“I then went to Whitbread’s, who, I found, would not go to Ponsonby’s, considering himself to have been personally insulted by him; but very wisely deciding that his case should not be made a reason for any one else absenting himself. . . . He told me that Tierney had said to Ponsonby, in going over the persons to be asked and arriving at my name, that ‘Ponsonby must himself decide, for he knew as much as he [Tierney] did.’

“On coming home to dress, I found a note from Abercromby, stating that he asked a minute’s conversation with me at Brooks’s at night; which was
that he had been requested to learn from me, with every friendly wish to consult my own feelings, whether, if I was written to by

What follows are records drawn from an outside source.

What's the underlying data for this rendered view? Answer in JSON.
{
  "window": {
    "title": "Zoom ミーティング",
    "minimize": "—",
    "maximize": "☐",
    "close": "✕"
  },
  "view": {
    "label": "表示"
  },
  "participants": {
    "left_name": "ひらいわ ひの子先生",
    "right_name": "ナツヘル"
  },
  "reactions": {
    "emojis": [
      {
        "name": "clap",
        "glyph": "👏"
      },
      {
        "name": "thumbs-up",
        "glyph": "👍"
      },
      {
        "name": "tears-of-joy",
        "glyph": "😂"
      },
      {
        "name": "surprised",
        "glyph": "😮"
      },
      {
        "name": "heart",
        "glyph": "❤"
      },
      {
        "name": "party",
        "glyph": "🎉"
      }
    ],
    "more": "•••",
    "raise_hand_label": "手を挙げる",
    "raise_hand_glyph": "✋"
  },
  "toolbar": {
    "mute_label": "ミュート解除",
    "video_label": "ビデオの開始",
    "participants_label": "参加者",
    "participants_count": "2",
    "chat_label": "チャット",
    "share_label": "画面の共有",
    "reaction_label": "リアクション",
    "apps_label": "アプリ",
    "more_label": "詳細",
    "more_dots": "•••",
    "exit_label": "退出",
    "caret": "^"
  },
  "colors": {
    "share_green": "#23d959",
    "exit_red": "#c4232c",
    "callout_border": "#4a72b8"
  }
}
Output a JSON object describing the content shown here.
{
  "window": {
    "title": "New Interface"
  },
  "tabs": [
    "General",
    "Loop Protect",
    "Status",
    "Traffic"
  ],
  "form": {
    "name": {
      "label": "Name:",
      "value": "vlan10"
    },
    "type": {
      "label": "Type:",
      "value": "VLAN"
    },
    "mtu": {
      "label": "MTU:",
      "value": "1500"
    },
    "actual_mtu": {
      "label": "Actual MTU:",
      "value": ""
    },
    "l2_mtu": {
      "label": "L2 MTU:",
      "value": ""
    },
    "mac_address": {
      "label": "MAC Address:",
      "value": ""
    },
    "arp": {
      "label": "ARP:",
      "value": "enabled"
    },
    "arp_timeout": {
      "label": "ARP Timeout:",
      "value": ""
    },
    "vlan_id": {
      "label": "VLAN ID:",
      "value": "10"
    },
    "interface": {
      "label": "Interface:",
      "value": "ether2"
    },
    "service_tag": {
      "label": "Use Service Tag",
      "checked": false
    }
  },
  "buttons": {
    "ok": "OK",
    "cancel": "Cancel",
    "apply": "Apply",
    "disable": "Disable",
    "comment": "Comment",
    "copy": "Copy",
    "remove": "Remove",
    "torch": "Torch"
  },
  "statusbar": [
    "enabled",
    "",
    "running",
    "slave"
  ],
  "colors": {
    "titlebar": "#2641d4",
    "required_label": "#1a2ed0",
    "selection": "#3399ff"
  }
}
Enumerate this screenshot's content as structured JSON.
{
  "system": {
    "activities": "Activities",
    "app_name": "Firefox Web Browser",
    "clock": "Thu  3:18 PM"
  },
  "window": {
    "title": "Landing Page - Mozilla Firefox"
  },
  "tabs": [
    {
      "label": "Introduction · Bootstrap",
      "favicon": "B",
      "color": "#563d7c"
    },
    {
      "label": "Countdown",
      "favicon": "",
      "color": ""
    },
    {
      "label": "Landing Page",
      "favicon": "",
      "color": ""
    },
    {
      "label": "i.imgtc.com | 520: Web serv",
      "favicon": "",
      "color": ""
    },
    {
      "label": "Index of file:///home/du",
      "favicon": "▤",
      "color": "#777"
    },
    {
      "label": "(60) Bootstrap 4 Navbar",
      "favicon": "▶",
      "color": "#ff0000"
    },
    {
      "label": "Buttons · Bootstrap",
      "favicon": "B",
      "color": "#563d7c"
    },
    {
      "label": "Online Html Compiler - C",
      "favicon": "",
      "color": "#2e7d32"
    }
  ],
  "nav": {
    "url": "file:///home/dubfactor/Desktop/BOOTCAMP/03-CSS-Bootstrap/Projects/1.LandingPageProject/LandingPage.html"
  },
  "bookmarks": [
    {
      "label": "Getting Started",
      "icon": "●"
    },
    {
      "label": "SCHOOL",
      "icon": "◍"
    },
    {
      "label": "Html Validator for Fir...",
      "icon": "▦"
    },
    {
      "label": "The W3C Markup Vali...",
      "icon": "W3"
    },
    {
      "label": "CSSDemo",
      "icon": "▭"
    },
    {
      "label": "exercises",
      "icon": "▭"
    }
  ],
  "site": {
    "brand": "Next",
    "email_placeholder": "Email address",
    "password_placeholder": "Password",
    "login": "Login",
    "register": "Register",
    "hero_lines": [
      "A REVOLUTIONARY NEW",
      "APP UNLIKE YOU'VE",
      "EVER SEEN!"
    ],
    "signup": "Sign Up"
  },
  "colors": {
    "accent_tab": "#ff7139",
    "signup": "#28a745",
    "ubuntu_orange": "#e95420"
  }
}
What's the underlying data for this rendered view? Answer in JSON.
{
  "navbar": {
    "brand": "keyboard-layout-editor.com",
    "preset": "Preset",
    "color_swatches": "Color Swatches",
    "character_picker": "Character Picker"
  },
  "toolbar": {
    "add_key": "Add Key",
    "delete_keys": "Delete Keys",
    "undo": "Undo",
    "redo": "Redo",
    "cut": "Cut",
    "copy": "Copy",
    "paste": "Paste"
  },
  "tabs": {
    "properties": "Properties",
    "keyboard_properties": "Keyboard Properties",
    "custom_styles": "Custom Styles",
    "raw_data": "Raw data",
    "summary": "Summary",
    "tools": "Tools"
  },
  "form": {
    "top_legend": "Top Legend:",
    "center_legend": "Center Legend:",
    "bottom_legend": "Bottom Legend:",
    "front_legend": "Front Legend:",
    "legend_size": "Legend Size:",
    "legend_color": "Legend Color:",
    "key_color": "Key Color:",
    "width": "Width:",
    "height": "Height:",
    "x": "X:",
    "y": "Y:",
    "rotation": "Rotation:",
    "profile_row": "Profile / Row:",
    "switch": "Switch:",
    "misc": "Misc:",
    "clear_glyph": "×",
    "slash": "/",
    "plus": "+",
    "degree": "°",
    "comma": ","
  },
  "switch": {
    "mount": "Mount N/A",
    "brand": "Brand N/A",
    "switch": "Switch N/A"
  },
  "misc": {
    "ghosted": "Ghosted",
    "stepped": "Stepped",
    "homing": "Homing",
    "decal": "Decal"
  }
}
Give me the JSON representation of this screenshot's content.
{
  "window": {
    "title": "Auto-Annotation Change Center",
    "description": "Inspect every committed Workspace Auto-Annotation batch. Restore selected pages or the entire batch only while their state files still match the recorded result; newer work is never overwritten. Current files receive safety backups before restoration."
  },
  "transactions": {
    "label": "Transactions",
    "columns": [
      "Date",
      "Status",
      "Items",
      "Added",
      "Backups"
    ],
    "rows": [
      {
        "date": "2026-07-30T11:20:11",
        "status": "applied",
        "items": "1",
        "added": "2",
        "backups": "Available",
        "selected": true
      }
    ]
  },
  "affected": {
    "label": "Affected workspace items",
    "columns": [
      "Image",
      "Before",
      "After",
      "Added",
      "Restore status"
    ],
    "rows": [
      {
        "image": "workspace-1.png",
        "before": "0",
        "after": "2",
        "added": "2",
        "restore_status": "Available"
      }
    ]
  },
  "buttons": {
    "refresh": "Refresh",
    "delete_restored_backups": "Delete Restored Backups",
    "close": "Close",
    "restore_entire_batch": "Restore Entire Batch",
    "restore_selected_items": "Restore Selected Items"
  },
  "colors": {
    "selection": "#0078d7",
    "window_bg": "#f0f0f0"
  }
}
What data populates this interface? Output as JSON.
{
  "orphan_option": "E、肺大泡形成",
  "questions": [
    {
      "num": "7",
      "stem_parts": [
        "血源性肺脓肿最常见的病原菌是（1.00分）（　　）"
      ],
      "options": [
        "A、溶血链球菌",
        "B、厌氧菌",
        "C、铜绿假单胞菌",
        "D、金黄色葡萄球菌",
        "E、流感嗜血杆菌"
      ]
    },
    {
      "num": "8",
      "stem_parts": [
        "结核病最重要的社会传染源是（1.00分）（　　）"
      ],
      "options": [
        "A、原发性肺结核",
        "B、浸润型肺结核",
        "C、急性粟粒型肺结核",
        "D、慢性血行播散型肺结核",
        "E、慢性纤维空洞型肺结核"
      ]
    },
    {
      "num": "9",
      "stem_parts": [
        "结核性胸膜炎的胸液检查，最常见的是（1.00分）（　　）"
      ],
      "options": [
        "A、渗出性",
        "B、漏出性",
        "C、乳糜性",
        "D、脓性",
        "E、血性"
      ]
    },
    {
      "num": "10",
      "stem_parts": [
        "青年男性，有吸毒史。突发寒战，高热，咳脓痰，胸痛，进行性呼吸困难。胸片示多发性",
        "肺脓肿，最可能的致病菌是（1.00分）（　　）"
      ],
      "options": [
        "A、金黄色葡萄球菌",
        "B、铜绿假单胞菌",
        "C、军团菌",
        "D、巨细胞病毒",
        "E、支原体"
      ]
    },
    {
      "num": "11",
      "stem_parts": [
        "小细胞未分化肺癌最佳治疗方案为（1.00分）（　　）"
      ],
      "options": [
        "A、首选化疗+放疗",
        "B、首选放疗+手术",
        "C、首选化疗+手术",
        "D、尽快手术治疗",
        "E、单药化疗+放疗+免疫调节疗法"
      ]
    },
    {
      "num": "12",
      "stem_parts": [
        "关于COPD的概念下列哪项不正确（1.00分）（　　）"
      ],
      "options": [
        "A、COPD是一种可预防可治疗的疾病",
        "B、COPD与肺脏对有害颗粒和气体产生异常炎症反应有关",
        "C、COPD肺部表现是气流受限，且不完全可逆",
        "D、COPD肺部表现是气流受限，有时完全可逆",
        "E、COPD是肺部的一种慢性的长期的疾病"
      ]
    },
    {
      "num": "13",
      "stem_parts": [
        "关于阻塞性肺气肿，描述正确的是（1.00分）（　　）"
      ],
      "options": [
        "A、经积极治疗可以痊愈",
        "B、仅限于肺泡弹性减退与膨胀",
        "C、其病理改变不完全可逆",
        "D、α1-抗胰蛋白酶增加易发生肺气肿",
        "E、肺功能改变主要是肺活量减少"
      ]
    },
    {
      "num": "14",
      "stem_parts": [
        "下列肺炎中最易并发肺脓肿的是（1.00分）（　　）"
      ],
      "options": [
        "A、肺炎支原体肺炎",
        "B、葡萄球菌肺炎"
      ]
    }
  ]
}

Ponsonby, I wd. come to his house, and that it was thought right to tell me this communication was not made at the suggestion of Mr. Tierney. I said if I had received a letter from Ponsonby I had no doubt I should have gone, and so it ended. Gentlemen got into corners to whisper ‘that they had no doubt but Creevey would go to Ponsonby’s,’ and the Marquis of Lansdowne and I paraded for a quarter of an hour together, and he was much more affable than he has been for ages. . . . Lord Grey began to be very gracious, and begged me finally to write to Maxwell and Sir Charles Pole to bring them from Brighton. On my telling him Pole was not likely to be well enough to come, he said:—‘Damn him! I don’t believe he would vote with me if he came. The Doctor (Sidmouth) can’t make up his mind.’